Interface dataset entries

--*--

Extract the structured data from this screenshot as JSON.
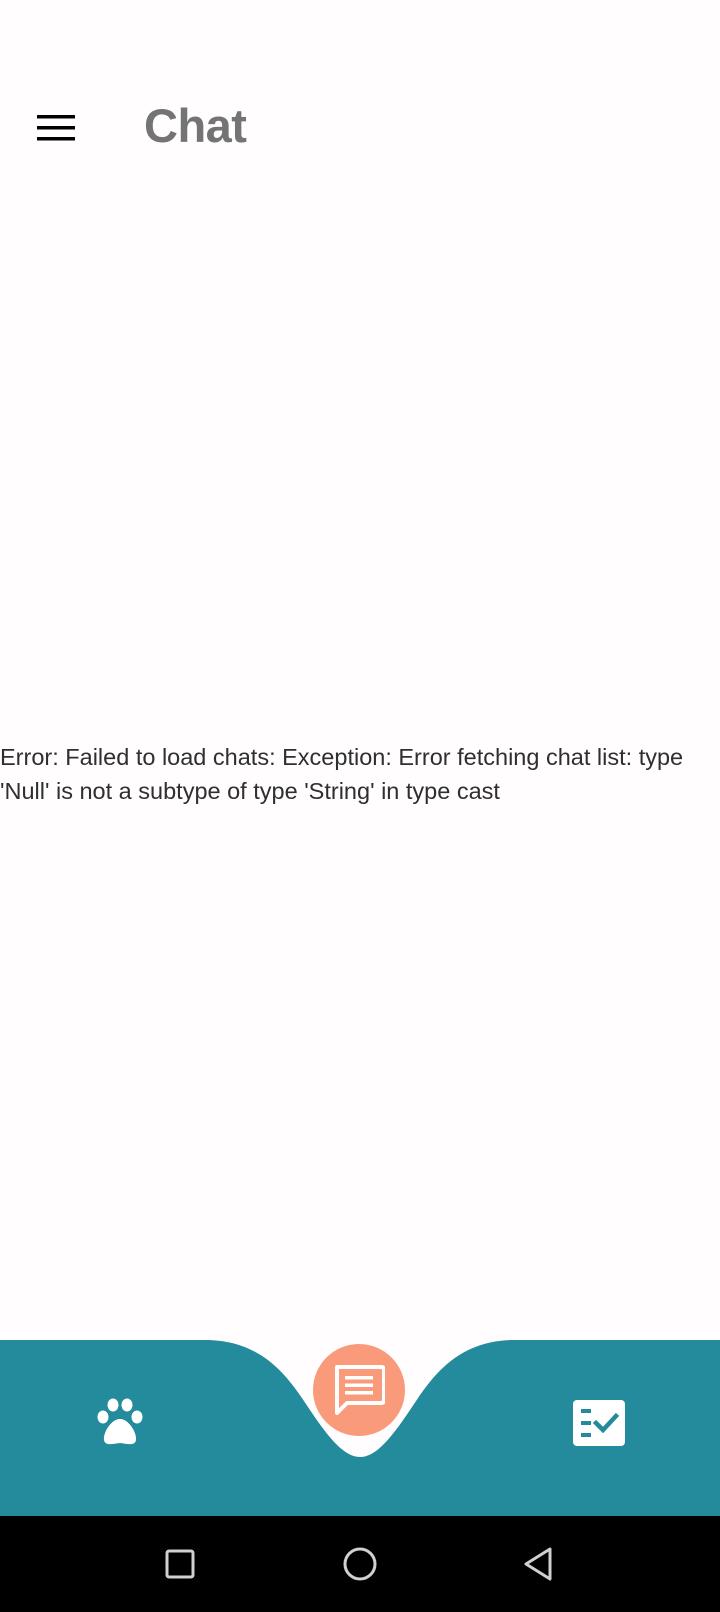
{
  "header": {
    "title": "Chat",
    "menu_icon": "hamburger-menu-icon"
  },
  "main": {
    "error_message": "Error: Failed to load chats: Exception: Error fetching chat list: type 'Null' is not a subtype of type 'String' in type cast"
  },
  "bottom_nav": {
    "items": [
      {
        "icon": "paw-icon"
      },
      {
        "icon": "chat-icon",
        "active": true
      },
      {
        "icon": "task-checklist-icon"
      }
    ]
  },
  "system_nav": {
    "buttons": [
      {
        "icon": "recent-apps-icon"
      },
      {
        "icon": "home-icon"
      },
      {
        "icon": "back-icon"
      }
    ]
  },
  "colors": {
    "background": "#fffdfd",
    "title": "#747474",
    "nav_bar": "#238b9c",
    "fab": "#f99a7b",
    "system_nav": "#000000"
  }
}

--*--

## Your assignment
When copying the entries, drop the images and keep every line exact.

## Response to the task
Extract the structured data from this screenshot as JSON.
{
  "header": {
    "title": "Chat",
    "menu_icon": "hamburger-menu-icon"
  },
  "main": {
    "error_message": "Error: Failed to load chats: Exception: Error fetching chat list: type 'Null' is not a subtype of type 'String' in type cast"
  },
  "bottom_nav": {
    "items": [
      {
        "icon": "paw-icon"
      },
      {
        "icon": "chat-icon",
        "active": true
      },
      {
        "icon": "task-checklist-icon"
      }
    ]
  },
  "system_nav": {
    "buttons": [
      {
        "icon": "recent-apps-icon"
      },
      {
        "icon": "home-icon"
      },
      {
        "icon": "back-icon"
      }
    ]
  },
  "colors": {
    "background": "#fffdfd",
    "title": "#747474",
    "nav_bar": "#238b9c",
    "fab": "#f99a7b",
    "system_nav": "#000000"
  }
}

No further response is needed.